● **THE TASK**
Search the entries for the word "ZDYX" and copy each line that has it.

--- PROVIDED DATA Enclosed Below ---

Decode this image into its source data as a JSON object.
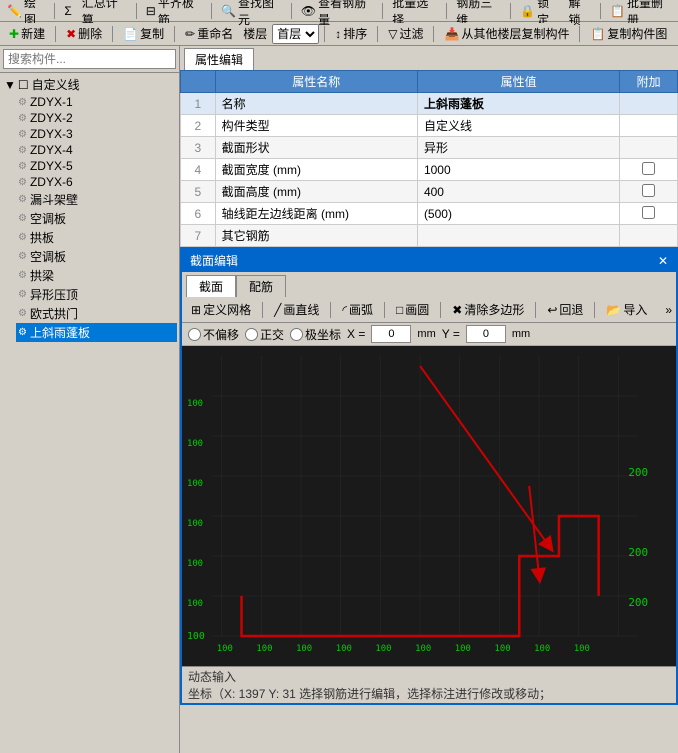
{
  "toolbar1": {
    "items": [
      {
        "label": "绘图",
        "name": "draw-menu"
      },
      {
        "label": "Σ",
        "name": "sigma"
      },
      {
        "label": "汇总计算",
        "name": "calc-menu"
      },
      {
        "label": "平齐板筋",
        "name": "align-board"
      },
      {
        "label": "查找图元",
        "name": "find-element"
      },
      {
        "label": "查看钢筋量",
        "name": "view-rebar"
      },
      {
        "label": "批量选择",
        "name": "batch-select"
      },
      {
        "label": "钢筋三维",
        "name": "rebar-3d"
      },
      {
        "label": "锁定",
        "name": "lock"
      },
      {
        "label": "解锁",
        "name": "unlock"
      },
      {
        "label": "批量删册",
        "name": "batch-delete"
      }
    ]
  },
  "toolbar2": {
    "new_label": "新建",
    "delete_label": "删除",
    "copy_label": "复制",
    "rename_label": "重命名",
    "floor_label": "楼层",
    "floor_value": "首层",
    "sort_label": "排序",
    "filter_label": "过滤",
    "from_other_label": "从其他楼层复制构件",
    "copy_component_label": "复制构件图"
  },
  "sidebar": {
    "search_placeholder": "搜索构件...",
    "tree": {
      "root_label": "自定义线",
      "items": [
        {
          "label": "ZDYX-1",
          "selected": false
        },
        {
          "label": "ZDYX-2",
          "selected": false
        },
        {
          "label": "ZDYX-3",
          "selected": false
        },
        {
          "label": "ZDYX-4",
          "selected": false
        },
        {
          "label": "ZDYX-5",
          "selected": false
        },
        {
          "label": "ZDYX-6",
          "selected": false
        },
        {
          "label": "漏斗架壁",
          "selected": false
        },
        {
          "label": "空调板",
          "selected": false
        },
        {
          "label": "拱板",
          "selected": false
        },
        {
          "label": "空调板",
          "selected": false
        },
        {
          "label": "拱梁",
          "selected": false
        },
        {
          "label": "异形压顶",
          "selected": false
        },
        {
          "label": "欧式拱门",
          "selected": false
        },
        {
          "label": "上斜雨蓬板",
          "selected": true
        }
      ]
    }
  },
  "property_editor": {
    "tab_label": "属性编辑",
    "table": {
      "col_name": "属性名称",
      "col_value": "属性值",
      "col_extra": "附加",
      "rows": [
        {
          "num": "1",
          "name": "名称",
          "value": "上斜雨蓬板",
          "has_checkbox": false
        },
        {
          "num": "2",
          "name": "构件类型",
          "value": "自定义线",
          "has_checkbox": false
        },
        {
          "num": "3",
          "name": "截面形状",
          "value": "异形",
          "has_checkbox": false
        },
        {
          "num": "4",
          "name": "截面宽度 (mm)",
          "value": "1000",
          "has_checkbox": true
        },
        {
          "num": "5",
          "name": "截面高度 (mm)",
          "value": "400",
          "has_checkbox": true
        },
        {
          "num": "6",
          "name": "轴线距左边线距离 (mm)",
          "value": "(500)",
          "has_checkbox": true
        },
        {
          "num": "7",
          "name": "其它钢筋",
          "value": "",
          "has_checkbox": false
        }
      ]
    }
  },
  "section_editor": {
    "title": "截面编辑",
    "tabs": [
      {
        "label": "截面",
        "active": true
      },
      {
        "label": "配筋",
        "active": false
      }
    ],
    "toolbar": {
      "define_grid": "定义网格",
      "draw_line": "画直线",
      "draw_arc": "画弧",
      "draw_rect": "画圆",
      "clear_poly": "清除多边形",
      "undo": "回退",
      "import": "导入"
    },
    "coord_bar": {
      "no_offset": "不偏移",
      "normal": "正交",
      "polar": "极坐标",
      "x_label": "X =",
      "x_value": "0",
      "y_label": "Y =",
      "y_value": "0",
      "unit": "mm"
    },
    "grid_labels_x": [
      "100",
      "100",
      "100",
      "100",
      "100",
      "100",
      "100",
      "100",
      "100",
      "100"
    ],
    "grid_labels_y": [
      "200",
      "200",
      "200"
    ],
    "grid_left_labels": [
      "100",
      "100",
      "100",
      "100",
      "100",
      "100",
      "100"
    ],
    "dynamic_input": "动态输入"
  },
  "status_bar": {
    "line1": "动态输入",
    "line2": "坐标（X: 1397 Y: 31 选择钢筋进行编辑，选择标注进行修改或移动；"
  }
}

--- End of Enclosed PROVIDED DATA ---

● **OUTPUT FOR THIS TASK**
          "label": "ZDYX-1",
          "label": "ZDYX-2",
          "label": "ZDYX-3",
          "label": "ZDYX-4",
          "label": "ZDYX-5",
          "label": "ZDYX-6",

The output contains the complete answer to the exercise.